Community Spotlight: Craig
After having prostate removal surgery in 2018, Craig Nieset discovered a passion for helping others and spreading the word about prostate cancer. He shares how he told his children about his diagnosis, how his life has changed since then, and who he has turned to for support.
The impact of prostate cancer
I was diagnosed on July 9, 2018, and had prostate removal surgery on August 23, 2018. I recovered very well, but it has made a life-changing impact on my life. It changes you mentally and physically as a person, and you will have to deal with it for the rest of your life. It not only affects me but my family as well.
Mentally you have to deal with the word "cancer." No one wants to hear that word or let alone think of what the future holds for them once they hear that word. Your mind just starts wandering: "What does this mean for me?" And you're dealing with the day-one emotion and the emotions that continue to come as you battle and beat this awful disease. There are many days and nights of crying and asking, "how do I handle this, and how do I get through it?"
Physically, you have to understand the options that are available to you to choose from. Wow is that overwhelming. I did many hours of research via the internet, doctors, other men that have gone through this horrible disease, and it was very informative but yet exhausting. Before the surgery, you are very concerned about how the surgery will turn out and what will be the outcomes. The unknown is the hardest part, but you just have to believe and understand that you can get through anything. There are things that you will definitely lose, and there are things that you could lose. But depending on how the surgery goes, you will regain them over time. Understanding the entire process is extremely important but definitely does not make it any easier.
Grateful for the support through the days, months, and years
I have adjusted very well over the last two years of recovery. The nerve-sparing surgery went really well, and I am grateful and thankful to the doctor and his staff for all they did during that five-hour surgery. There is still continued healing to this day, but I deal with it day-by-day and stay positive as we move forward.
As mentioned, I chose the prostate removal route due to my young age and the research I did. I did not want to go down the road of the different types of radiation and therapies, as I felt the removal was the best option for me to live a healthy and long life. I receive many forms of support from family and friends, and I am extremely thankful and grateful for everyone and everything they have done and continue to do to help me and my family out during this journey. It is not easy, but the support from all is definitely a huge help in getting through the many days, months, and years.
Being a father and prostate cancer survivor
It was the toughest thing to do, sitting down and telling the four kids. I had a hard time talking, so Jen handled the details. They are the best kids ever; they handled it like troopers and were extremely supportive. I could not have asked for better support!!
The advice I have is to be honest and upfront with them.

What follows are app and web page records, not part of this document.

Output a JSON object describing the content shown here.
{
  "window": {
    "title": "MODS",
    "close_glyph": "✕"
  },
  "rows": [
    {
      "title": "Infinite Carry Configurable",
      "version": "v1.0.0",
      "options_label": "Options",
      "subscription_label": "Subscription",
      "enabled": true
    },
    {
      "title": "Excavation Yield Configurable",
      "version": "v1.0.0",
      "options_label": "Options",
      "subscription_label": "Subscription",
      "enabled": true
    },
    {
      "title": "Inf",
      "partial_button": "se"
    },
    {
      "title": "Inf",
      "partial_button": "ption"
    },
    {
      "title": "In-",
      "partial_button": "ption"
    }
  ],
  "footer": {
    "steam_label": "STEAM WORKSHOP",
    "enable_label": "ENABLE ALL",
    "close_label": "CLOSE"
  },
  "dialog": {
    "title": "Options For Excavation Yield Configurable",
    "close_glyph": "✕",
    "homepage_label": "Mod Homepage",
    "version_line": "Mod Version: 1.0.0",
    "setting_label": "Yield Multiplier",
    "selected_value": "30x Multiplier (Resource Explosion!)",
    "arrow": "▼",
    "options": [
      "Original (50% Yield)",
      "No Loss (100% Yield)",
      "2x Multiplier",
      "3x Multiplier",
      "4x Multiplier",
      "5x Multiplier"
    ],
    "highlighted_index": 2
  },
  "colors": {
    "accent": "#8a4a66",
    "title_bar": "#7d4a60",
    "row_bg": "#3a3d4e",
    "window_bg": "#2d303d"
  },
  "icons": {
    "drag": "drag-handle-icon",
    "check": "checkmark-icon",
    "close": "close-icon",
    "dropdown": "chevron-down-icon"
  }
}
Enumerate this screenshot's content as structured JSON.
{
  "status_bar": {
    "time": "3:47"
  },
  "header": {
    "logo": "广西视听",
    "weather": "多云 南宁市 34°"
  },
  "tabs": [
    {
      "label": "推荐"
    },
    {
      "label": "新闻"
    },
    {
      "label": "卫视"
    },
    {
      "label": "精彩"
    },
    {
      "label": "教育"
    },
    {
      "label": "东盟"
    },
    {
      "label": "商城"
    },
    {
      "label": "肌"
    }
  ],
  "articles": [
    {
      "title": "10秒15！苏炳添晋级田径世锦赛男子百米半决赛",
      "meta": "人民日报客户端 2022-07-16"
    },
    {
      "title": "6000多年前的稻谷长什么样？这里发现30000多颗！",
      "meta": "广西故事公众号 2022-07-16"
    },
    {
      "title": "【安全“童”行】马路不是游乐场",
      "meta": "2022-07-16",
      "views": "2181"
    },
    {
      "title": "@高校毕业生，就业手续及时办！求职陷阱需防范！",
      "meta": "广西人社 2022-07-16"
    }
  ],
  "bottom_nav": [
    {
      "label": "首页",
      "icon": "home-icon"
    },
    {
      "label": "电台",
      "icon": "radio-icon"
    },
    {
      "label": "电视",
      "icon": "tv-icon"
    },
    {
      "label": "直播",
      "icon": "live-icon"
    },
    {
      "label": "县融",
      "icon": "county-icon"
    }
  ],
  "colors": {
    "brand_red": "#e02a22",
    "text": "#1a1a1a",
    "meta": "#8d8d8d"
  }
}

They will all handle it in different ways, but they need to know the truth and have the opportunity to respond in their own way.
How fitness can help
I have a passion for coaching and helping others achieve their goals!! I love coaching cross country and track and field at any level!! I am a post-collegiate runner that has stayed with running since graduating from college in 1998. I have coached little kids, middle school, high school, college, and adult runners throughout my life journey of coaching to date.
Being physically, mentally, emotionally, and spiritually fit during 2018 when I was diagnosed with prostate cancer was a true blessing. My mother told me that God always gets you ready for what lies ahead, and this he definitely does. I was in the best shape of my life in 2018, and it helped me recover better than normal. I was back to my running in 6 weeks and started lifting weights again at 8 weeks post-surgery. The healing process for prostate removal surgery takes time, but things are going well and we continue to pray each day. I was ready for this and I took it head-on, not feeling sorry and just trying my best to stay positive and move forward.
The meaning of faith
God is the center of my Life. He guides me in all that I do. Without him, nothing is possible. I have a strong faith that allows me to handle and understand things in a relatively calm manner. It has helped me tremendously in this prostate cancer journey and has allowed me to reflect and ask for his love, help, and guidance. I love sharing my faith with others, and it has been a huge part of my journey for many years.
A passion for helping others and spreading the word
After my surgery, I truly had a calling to help share my story with others to help bring awareness to others about prostate cancer. I had been doing live videos on Facebook and Instagram for a couple of years prior to surgery and was used to doing those. As I mentioned earlier, God gets you ready for what lies ahead. I continued to do my live videos and share my story about prostate cancer. I started a Foundation called Shine Blue Foundation.
"The mission of Shine Blue Foundation is to help prevent as many prostate cancer-related deaths as possible by disseminating information about early detection and men’s health, offering empathy for those afflicted by this ubiquitous cancer, and donating time and money to facilitate research."1
It is still in the infant stages, but I am looking to move it forward to continue helping others understand this cancer better. If I can help one person find this cancer sooner, that allows them to live a healthier life, and I consider it a success.
Do you feel heard and understood by your doctor?